Assignment: Report how many lines in the entries below have the word "Inbetriebnahme" in them, and give no other words.

Entries taken from a collection:
== Segment start ==

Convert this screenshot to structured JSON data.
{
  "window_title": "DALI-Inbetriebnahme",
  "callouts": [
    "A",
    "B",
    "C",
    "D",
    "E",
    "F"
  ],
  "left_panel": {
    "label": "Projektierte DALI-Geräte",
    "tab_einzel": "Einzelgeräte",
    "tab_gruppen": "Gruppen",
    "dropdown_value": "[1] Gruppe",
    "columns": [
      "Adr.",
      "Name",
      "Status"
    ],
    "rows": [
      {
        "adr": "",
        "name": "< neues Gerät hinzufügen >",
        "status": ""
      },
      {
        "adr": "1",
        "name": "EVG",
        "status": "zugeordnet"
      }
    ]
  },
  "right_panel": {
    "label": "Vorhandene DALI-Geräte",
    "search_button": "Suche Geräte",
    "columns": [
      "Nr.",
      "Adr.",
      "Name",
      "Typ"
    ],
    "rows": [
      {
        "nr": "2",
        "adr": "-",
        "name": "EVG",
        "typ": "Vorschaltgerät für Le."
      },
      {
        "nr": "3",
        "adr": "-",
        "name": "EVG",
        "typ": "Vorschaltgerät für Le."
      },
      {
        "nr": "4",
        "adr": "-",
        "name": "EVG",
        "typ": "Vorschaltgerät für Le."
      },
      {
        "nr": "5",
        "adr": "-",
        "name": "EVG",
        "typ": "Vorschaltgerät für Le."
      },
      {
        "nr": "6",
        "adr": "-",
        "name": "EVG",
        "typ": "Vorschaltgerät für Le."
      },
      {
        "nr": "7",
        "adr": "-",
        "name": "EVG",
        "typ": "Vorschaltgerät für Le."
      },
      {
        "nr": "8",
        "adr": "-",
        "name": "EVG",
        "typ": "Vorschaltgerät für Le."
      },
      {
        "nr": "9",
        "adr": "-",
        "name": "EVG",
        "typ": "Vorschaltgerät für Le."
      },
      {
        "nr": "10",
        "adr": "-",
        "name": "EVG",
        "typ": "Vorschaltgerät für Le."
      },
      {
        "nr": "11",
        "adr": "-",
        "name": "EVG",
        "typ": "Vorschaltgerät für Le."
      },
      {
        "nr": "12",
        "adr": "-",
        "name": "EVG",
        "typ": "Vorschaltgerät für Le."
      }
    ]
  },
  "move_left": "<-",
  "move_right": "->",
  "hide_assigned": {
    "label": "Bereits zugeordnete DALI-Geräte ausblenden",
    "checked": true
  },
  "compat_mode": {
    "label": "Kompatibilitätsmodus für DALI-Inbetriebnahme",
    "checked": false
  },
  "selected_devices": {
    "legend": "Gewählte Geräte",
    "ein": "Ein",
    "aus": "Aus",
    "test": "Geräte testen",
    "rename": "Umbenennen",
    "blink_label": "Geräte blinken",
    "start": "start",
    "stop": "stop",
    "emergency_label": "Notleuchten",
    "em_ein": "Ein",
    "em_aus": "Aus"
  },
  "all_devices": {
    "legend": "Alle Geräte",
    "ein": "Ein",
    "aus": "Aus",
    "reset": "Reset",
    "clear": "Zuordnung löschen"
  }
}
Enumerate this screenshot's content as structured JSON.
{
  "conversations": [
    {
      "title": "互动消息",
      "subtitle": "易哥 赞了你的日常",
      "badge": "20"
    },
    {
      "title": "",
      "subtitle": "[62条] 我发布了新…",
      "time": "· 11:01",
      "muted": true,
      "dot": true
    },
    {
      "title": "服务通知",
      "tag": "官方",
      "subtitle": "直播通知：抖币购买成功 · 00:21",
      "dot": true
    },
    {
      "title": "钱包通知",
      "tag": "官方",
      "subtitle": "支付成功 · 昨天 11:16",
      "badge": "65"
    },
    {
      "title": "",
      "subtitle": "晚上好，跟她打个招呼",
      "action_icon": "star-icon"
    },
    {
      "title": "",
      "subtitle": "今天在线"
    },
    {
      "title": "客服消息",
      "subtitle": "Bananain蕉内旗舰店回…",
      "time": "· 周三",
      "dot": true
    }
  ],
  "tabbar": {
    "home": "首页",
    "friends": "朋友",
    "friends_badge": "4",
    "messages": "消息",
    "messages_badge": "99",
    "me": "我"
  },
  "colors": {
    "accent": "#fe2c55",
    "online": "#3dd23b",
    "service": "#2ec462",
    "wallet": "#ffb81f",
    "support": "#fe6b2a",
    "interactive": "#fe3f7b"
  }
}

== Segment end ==

Solved problem: 2